GOAL OF THE EXERCISE:
From the material that follows, please give the number of lines containing the string "icon", and that number alone.

THE INPUT:
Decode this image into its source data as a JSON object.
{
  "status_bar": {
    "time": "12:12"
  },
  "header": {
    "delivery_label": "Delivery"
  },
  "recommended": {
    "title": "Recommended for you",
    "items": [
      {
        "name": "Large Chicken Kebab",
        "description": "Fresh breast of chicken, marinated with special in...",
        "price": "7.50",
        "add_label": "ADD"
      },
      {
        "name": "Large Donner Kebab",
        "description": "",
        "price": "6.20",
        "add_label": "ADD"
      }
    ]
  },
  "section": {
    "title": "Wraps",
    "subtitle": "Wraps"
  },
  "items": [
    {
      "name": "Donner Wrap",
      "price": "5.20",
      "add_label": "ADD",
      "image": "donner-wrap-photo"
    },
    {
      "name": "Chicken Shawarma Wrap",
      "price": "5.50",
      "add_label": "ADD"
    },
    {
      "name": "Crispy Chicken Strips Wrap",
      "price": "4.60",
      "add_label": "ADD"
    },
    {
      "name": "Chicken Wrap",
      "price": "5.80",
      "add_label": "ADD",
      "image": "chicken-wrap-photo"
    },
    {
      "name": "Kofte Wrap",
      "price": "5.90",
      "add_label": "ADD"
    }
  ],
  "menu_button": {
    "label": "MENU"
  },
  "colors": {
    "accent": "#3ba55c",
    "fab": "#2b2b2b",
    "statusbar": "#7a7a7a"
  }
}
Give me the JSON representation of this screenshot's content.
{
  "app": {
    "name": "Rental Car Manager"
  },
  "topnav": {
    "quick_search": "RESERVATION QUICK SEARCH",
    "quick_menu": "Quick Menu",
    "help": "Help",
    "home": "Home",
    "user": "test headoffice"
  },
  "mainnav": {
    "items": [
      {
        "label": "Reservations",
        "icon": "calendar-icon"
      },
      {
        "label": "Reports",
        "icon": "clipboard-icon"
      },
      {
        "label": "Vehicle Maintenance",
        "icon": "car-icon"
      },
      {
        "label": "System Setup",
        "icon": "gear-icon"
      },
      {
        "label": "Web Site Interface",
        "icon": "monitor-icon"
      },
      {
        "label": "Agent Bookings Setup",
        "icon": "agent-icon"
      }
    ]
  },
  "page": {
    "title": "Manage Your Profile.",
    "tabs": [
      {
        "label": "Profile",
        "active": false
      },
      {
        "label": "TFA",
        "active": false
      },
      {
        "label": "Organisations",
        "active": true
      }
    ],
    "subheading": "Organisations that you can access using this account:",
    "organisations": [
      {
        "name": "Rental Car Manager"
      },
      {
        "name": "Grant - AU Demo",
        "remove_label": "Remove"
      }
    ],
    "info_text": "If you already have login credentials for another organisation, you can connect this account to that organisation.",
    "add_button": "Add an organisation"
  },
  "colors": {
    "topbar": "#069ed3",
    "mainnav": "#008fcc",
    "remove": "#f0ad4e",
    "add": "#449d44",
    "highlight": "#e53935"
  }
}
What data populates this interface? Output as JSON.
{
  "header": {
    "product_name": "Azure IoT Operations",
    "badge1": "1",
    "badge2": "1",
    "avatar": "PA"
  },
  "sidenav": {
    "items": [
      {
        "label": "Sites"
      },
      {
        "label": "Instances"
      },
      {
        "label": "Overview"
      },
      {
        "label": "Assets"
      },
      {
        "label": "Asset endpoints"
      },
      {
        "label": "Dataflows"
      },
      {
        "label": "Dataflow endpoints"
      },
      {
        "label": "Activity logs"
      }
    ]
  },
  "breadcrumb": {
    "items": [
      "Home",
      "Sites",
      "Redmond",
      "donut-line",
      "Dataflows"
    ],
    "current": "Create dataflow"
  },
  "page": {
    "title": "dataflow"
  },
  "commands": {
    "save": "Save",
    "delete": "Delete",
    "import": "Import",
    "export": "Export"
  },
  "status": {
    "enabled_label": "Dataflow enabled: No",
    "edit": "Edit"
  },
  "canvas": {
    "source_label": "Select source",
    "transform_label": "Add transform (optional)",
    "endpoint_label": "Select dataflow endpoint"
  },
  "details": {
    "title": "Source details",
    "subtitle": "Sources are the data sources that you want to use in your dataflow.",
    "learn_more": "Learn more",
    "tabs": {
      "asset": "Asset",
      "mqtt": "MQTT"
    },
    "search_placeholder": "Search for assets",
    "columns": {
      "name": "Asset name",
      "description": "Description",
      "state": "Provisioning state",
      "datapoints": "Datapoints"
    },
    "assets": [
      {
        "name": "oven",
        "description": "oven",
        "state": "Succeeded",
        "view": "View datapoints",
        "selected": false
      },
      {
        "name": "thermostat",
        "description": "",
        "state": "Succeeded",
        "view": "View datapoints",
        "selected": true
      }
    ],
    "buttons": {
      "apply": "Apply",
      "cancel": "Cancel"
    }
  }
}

RESPONSE AREA:
6